When you’ve chosen a storage medium for your backup files, check its storage capacity. Storage capacity for most hard drives and flash drives are measured in megabytes (MB), gigabytes (GB), or terabytes (TB).
Make sure the storage capacity of your backup device is at least twice as large as your files. For example, if all your files take up 5 MB of storage space on your computer, try to get a backup drive that can accommodate at least 10 MB of digital data.
Step 5: Back Up the Digital Data

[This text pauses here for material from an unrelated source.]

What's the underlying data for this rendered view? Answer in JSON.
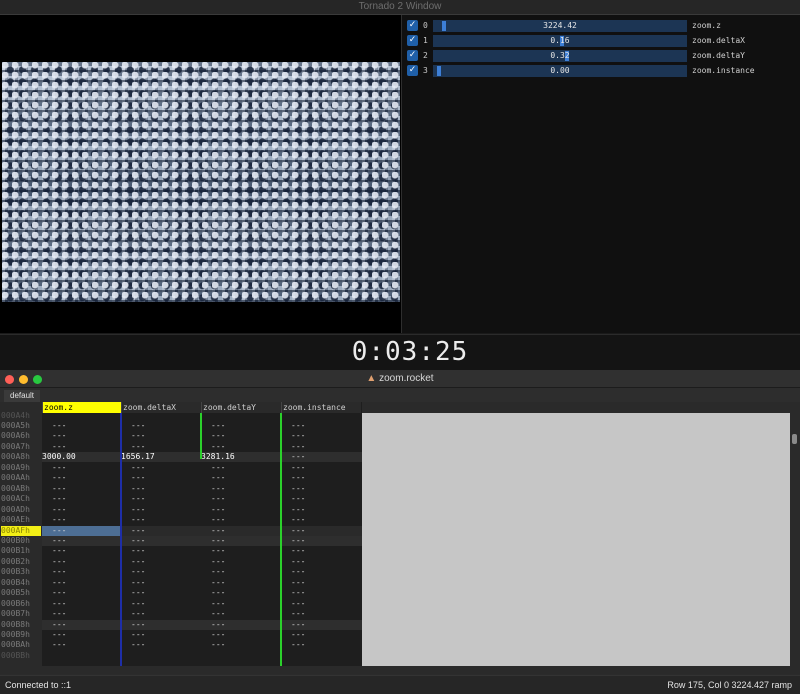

Once you’ve selected a device with sufficient storage capacity, you can proceed to save your files into it. This step varies depending on the device you chose, but generally, all you need to do is to plug the drive (or in the case of a disc, insert) into your computer, copy (Ctrl + C for Windows and Command + C for iOS) the digital data files on your personal folders, and paste (Ctrl + V for Windows and Command + V for iOS) them into the backup drive.
Step 6: Make a Copy of the Backup
To ensure the safety of your digital data files, it’s best to choose two different storage mediums. For example, if you chose to back up your files in an external hard drive, you should also have a copy of these files in cloud storage.
Step 7: Do Backups Regularly
The last step in preserving your digital data is to regularly back up those files. It’s best to recopy your files into cloud storage, hard drives, flash drives, or discs on a weekly basis. This way, you can protect your files from physical damages as well as from computer virus attacks.
You now know how to preserve your digital data files. With these seven steps, you’ll be able to safeguard your most important files for future use. Make sure to set a day in the week for saving your pictures, videos, and documents into a storage device so you can keep your backup files up-to-date.
Have you tried backing up your files in a USB Flash drive? Tell us about your experience in the comments section below!